According to Ms Lyons, the greatest challenge facing law firms, as in all professional services industries, is overcoming social norms about what an effective employee looks like. Companies across the board must consider turning the emphasis away from the hours an employee clocks to the outcomes they deliver, she said.

“While many law firms may have excellent policies when it comes to flexibility, they need to ensure that they are giving their employees real permission to use them. And that the work that they’re giving them is commensurate with their skills and experience – not the number of days they’re sitting at their desk,” she said.

Like this story? Read more:

QLS condemns actions of disgraced lawyer as ‘stain on the profession’

NSW proposes big justice reforms to target risk of reoffending

The legal budget breakdown 2017
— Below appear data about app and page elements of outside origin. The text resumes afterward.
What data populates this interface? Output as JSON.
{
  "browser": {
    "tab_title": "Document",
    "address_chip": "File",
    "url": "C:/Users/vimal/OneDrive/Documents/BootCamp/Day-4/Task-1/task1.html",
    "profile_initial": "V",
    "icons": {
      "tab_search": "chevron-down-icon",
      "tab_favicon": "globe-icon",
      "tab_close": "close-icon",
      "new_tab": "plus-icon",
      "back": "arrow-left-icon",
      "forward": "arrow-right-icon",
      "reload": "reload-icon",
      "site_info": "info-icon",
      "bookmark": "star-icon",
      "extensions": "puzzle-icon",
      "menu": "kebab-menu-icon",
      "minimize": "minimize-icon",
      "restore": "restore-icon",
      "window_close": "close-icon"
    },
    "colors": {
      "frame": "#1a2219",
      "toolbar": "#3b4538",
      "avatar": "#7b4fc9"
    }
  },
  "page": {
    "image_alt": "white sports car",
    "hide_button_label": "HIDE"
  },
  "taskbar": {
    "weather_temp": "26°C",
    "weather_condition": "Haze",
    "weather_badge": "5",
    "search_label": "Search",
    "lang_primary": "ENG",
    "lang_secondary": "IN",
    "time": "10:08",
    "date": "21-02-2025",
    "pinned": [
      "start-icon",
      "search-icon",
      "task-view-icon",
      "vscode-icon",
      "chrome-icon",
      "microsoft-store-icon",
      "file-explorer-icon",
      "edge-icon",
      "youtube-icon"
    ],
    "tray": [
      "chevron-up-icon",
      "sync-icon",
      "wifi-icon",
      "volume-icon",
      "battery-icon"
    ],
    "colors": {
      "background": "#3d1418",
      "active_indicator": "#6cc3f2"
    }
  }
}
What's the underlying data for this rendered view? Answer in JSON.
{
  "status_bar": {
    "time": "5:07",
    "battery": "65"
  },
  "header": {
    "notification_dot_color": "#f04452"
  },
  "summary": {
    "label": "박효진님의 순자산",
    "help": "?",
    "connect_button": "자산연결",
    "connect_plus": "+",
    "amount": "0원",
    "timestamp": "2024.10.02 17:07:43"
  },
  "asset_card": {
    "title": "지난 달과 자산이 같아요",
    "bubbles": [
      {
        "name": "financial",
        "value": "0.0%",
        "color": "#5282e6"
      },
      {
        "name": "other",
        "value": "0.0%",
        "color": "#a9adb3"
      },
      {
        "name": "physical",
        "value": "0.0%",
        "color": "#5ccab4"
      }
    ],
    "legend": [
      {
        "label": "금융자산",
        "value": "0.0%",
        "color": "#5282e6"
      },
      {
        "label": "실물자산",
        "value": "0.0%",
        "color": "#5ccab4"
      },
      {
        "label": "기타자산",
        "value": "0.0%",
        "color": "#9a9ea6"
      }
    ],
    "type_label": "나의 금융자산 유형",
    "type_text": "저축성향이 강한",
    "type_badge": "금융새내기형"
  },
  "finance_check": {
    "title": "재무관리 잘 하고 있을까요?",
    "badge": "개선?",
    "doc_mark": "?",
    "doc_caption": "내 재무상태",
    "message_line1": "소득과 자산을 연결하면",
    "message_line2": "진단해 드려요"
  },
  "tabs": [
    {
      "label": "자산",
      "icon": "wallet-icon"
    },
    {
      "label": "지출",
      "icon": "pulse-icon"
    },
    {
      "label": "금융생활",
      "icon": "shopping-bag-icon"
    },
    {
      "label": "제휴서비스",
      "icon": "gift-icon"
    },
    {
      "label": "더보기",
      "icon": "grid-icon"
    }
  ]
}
Trends to be aware of in 2017
lawyersweekly logo
Promoted content
Recommended by Spike Native Network
more from lawyers weekly
Scales of Justice
Oct 19 2017
‘Ego status’ compelled ex-lawyer to defraud $2.97m, court told
Debarred lawyer John Gordon Bradfield told an NSW District Court that he was driven by “ego status...
Australian Lawyers Alliance (ALA), Queensland’s new industrial manslaughter legislation,
Oct 19 2017
ALA welcomes ‘tough’ Qld manslaughter laws
The Australian Lawyers Alliance (ALA) has welcomed Queensland’s new industrial manslaughter legisl...
Legal podcasts, tune in, microphone
Oct 19 2017
Legal podcasts you have to tune in to right now
The rise of the internet has hailed in a new dawn for storytelling. Here’s our top pick of podcast...
APPOINTMENTS
Allens managing partner Richard Spurio, image courtesy Allens' website
Jun 21 2017
Promo season at Allens
A group of lawyers at Allens have received promotions across its PNG and Australian offices. ...
May 11 2017
Partner exits for in-house role
A Victorian lawyer has left the partnership of a national firm to start a new gig with state governm...
Esteban Gomez
May 11 2017
National firm recruits ‘major asset’
A national law firm has announced it has appointed a new corporate partner who brings over 15 years'...
opinion
Nicole Rich
May 16 2017
Access to justice for young transgender Australians
Reform is looming for the process that young transgender Australians and their families must current...
Geoff Roberson
May 11 2017
The lighter side of the law: when law and comedy collide
On the face of it, there doesn’t seem to be much that is amusing about the law, writes Geoff Rober...
Help
May 10 2017
Advocate’s immunity – without fear or without favour but not both
On 29 March 2017, the High Court handed down its decision in David Kendirjian v Eugene Lepore & ...